WORK ITEM
Every entry below is to be copied exactly, with nothing left out.

---------------

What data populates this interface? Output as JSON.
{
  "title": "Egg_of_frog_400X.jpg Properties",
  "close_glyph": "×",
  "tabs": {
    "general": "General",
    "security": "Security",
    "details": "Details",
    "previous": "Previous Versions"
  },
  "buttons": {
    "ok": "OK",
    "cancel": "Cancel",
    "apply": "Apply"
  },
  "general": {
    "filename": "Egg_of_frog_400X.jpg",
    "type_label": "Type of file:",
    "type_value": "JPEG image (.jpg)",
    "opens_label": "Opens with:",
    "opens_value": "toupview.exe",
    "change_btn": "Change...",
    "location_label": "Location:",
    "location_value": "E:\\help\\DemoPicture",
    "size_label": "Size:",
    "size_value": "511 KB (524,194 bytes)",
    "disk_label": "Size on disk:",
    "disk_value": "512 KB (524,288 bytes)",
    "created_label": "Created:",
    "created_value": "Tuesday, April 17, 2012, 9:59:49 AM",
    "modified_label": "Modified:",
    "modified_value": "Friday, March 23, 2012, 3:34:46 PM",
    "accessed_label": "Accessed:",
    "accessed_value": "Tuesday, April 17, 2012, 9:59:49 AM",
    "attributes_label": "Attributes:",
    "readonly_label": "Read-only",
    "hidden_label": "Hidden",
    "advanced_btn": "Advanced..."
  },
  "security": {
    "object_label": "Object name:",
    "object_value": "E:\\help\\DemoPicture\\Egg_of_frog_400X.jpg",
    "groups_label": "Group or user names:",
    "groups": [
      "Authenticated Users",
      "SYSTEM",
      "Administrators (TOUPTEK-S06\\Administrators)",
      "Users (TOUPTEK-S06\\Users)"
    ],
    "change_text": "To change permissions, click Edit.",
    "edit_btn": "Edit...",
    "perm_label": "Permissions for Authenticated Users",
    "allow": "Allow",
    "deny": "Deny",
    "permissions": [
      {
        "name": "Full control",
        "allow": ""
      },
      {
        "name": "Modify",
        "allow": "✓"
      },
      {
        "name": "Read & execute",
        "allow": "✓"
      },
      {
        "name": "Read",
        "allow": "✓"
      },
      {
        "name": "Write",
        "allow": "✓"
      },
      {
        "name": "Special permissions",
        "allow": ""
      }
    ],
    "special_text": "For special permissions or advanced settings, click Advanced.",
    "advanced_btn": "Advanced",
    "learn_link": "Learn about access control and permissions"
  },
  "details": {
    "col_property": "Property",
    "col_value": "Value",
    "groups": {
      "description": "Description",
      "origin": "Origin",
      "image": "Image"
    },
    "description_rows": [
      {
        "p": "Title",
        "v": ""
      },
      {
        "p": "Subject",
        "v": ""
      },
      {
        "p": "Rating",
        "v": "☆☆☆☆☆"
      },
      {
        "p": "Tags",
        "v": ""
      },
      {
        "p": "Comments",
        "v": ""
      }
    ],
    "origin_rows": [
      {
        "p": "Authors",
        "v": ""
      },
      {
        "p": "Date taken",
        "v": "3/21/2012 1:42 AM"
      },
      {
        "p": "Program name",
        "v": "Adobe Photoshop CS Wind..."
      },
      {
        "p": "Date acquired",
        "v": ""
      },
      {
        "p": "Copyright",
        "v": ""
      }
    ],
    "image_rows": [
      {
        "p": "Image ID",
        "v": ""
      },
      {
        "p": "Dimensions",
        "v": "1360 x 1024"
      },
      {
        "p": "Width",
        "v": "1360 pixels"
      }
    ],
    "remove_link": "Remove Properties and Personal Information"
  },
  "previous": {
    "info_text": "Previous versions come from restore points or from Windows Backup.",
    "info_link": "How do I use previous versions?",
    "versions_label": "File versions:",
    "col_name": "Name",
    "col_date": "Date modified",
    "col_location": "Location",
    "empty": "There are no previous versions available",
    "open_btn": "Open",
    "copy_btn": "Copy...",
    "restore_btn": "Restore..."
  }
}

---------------

TASK SOLUTION
What data populates this interface? Output as JSON.
{
  "title": "Egg_of_frog_400X.jpg Properties",
  "close_glyph": "×",
  "tabs": {
    "general": "General",
    "security": "Security",
    "details": "Details",
    "previous": "Previous Versions"
  },
  "buttons": {
    "ok": "OK",
    "cancel": "Cancel",
    "apply": "Apply"
  },
  "general": {
    "filename": "Egg_of_frog_400X.jpg",
    "type_label": "Type of file:",
    "type_value": "JPEG image (.jpg)",
    "opens_label": "Opens with:",
    "opens_value": "toupview.exe",
    "change_btn": "Change...",
    "location_label": "Location:",
    "location_value": "E:\\help\\DemoPicture",
    "size_label": "Size:",
    "size_value": "511 KB (524,194 bytes)",
    "disk_label": "Size on disk:",
    "disk_value": "512 KB (524,288 bytes)",
    "created_label": "Created:",
    "created_value": "Tuesday, April 17, 2012, 9:59:49 AM",
    "modified_label": "Modified:",
    "modified_value": "Friday, March 23, 2012, 3:34:46 PM",
    "accessed_label": "Accessed:",
    "accessed_value": "Tuesday, April 17, 2012, 9:59:49 AM",
    "attributes_label": "Attributes:",
    "readonly_label": "Read-only",
    "hidden_label": "Hidden",
    "advanced_btn": "Advanced..."
  },
  "security": {
    "object_label": "Object name:",
    "object_value": "E:\\help\\DemoPicture\\Egg_of_frog_400X.jpg",
    "groups_label": "Group or user names:",
    "groups": [
      "Authenticated Users",
      "SYSTEM",
      "Administrators (TOUPTEK-S06\\Administrators)",
      "Users (TOUPTEK-S06\\Users)"
    ],
    "change_text": "To change permissions, click Edit.",
    "edit_btn": "Edit...",
    "perm_label": "Permissions for Authenticated Users",
    "allow": "Allow",
    "deny": "Deny",
    "permissions": [
      {
        "name": "Full control",
        "allow": ""
      },
      {
        "name": "Modify",
        "allow": "✓"
      },
      {
        "name": "Read & execute",
        "allow": "✓"
      },
      {
        "name": "Read",
        "allow": "✓"
      },
      {
        "name": "Write",
        "allow": "✓"
      },
      {
        "name": "Special permissions",
        "allow": ""
      }
    ],
    "special_text": "For special permissions or advanced settings, click Advanced.",
    "advanced_btn": "Advanced",
    "learn_link": "Learn about access control and permissions"
  },
  "details": {
    "col_property": "Property",
    "col_value": "Value",
    "groups": {
      "description": "Description",
      "origin": "Origin",
      "image": "Image"
    },
    "description_rows": [
      {
        "p": "Title",
        "v": ""
      },
      {
        "p": "Subject",
        "v": ""
      },
      {
        "p": "Rating",
        "v": "☆☆☆☆☆"
      },
      {
        "p": "Tags",
        "v": ""
      },
      {
        "p": "Comments",
        "v": ""
      }
    ],
    "origin_rows": [
      {
        "p": "Authors",
        "v": ""
      },
      {
        "p": "Date taken",
        "v": "3/21/2012 1:42 AM"
      },
      {
        "p": "Program name",
        "v": "Adobe Photoshop CS Wind..."
      },
      {
        "p": "Date acquired",
        "v": ""
      },
      {
        "p": "Copyright",
        "v": ""
      }
    ],
    "image_rows": [
      {
        "p": "Image ID",
        "v": ""
      },
      {
        "p": "Dimensions",
        "v": "1360 x 1024"
      },
      {
        "p": "Width",
        "v": "1360 pixels"
      }
    ],
    "remove_link": "Remove Properties and Personal Information"
  },
  "previous": {
    "info_text": "Previous versions come from restore points or from Windows Backup.",
    "info_link": "How do I use previous versions?",
    "versions_label": "File versions:",
    "col_name": "Name",
    "col_date": "Date modified",
    "col_location": "Location",
    "empty": "There are no previous versions available",
    "open_btn": "Open",
    "copy_btn": "Copy...",
    "restore_btn": "Restore..."
  }
}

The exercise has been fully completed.